ASSIGNED TASK:
Copy out all the data, word for word.
[INPUT MATERIAL Boundary: Start]
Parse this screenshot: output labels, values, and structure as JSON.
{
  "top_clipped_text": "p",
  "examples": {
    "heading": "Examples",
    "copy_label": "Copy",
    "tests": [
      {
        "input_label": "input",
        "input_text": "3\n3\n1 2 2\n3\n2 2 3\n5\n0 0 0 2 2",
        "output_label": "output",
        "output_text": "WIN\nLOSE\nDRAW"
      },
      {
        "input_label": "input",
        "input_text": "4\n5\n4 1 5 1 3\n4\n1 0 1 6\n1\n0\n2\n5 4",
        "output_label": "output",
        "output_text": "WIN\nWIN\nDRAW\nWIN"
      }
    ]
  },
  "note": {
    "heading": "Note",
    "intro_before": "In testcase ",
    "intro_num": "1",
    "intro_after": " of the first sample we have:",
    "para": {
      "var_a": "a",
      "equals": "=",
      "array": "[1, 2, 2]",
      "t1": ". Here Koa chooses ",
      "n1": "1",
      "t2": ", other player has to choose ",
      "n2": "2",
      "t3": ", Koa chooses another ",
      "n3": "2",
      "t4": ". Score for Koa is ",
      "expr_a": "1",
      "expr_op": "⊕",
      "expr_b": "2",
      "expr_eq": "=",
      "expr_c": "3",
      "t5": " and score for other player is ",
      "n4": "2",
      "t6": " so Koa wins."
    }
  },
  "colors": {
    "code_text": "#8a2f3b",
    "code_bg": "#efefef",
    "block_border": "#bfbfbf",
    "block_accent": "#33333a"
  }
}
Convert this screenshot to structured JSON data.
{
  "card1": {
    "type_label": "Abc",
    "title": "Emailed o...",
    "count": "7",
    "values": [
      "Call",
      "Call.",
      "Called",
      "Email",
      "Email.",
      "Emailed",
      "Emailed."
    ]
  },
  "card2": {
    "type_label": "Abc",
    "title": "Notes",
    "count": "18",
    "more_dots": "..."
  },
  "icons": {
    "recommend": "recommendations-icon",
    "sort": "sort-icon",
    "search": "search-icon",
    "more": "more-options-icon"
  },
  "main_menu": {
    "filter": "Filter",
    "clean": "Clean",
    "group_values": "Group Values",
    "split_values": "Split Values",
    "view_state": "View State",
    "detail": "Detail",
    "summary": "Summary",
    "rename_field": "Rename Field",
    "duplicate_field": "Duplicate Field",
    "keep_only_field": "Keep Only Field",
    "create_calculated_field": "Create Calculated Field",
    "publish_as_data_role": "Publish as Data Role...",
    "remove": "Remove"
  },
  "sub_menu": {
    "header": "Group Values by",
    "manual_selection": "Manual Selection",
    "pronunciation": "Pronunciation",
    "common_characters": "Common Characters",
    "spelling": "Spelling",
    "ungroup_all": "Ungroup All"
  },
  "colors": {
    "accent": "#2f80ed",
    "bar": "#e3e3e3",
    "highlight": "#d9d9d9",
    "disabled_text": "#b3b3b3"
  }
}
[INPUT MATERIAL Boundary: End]
EXERCISE RESPONSE:
Parse this screenshot: output labels, values, and structure as JSON.
{
  "top_clipped_text": "p",
  "examples": {
    "heading": "Examples",
    "copy_label": "Copy",
    "tests": [
      {
        "input_label": "input",
        "input_text": "3\n3\n1 2 2\n3\n2 2 3\n5\n0 0 0 2 2",
        "output_label": "output",
        "output_text": "WIN\nLOSE\nDRAW"
      },
      {
        "input_label": "input",
        "input_text": "4\n5\n4 1 5 1 3\n4\n1 0 1 6\n1\n0\n2\n5 4",
        "output_label": "output",
        "output_text": "WIN\nWIN\nDRAW\nWIN"
      }
    ]
  },
  "note": {
    "heading": "Note",
    "intro_before": "In testcase ",
    "intro_num": "1",
    "intro_after": " of the first sample we have:",
    "para": {
      "var_a": "a",
      "equals": "=",
      "array": "[1, 2, 2]",
      "t1": ". Here Koa chooses ",
      "n1": "1",
      "t2": ", other player has to choose ",
      "n2": "2",
      "t3": ", Koa chooses another ",
      "n3": "2",
      "t4": ". Score for Koa is ",
      "expr_a": "1",
      "expr_op": "⊕",
      "expr_b": "2",
      "expr_eq": "=",
      "expr_c": "3",
      "t5": " and score for other player is ",
      "n4": "2",
      "t6": " so Koa wins."
    }
  },
  "colors": {
    "code_text": "#8a2f3b",
    "code_bg": "#efefef",
    "block_border": "#bfbfbf",
    "block_accent": "#33333a"
  }
}
Convert this screenshot to structured JSON data.
{
  "card1": {
    "type_label": "Abc",
    "title": "Emailed o...",
    "count": "7",
    "values": [
      "Call",
      "Call.",
      "Called",
      "Email",
      "Email.",
      "Emailed",
      "Emailed."
    ]
  },
  "card2": {
    "type_label": "Abc",
    "title": "Notes",
    "count": "18",
    "more_dots": "..."
  },
  "icons": {
    "recommend": "recommendations-icon",
    "sort": "sort-icon",
    "search": "search-icon",
    "more": "more-options-icon"
  },
  "main_menu": {
    "filter": "Filter",
    "clean": "Clean",
    "group_values": "Group Values",
    "split_values": "Split Values",
    "view_state": "View State",
    "detail": "Detail",
    "summary": "Summary",
    "rename_field": "Rename Field",
    "duplicate_field": "Duplicate Field",
    "keep_only_field": "Keep Only Field",
    "create_calculated_field": "Create Calculated Field",
    "publish_as_data_role": "Publish as Data Role...",
    "remove": "Remove"
  },
  "sub_menu": {
    "header": "Group Values by",
    "manual_selection": "Manual Selection",
    "pronunciation": "Pronunciation",
    "common_characters": "Common Characters",
    "spelling": "Spelling",
    "ungroup_all": "Ungroup All"
  },
  "colors": {
    "accent": "#2f80ed",
    "bar": "#e3e3e3",
    "highlight": "#d9d9d9",
    "disabled_text": "#b3b3b3"
  }
}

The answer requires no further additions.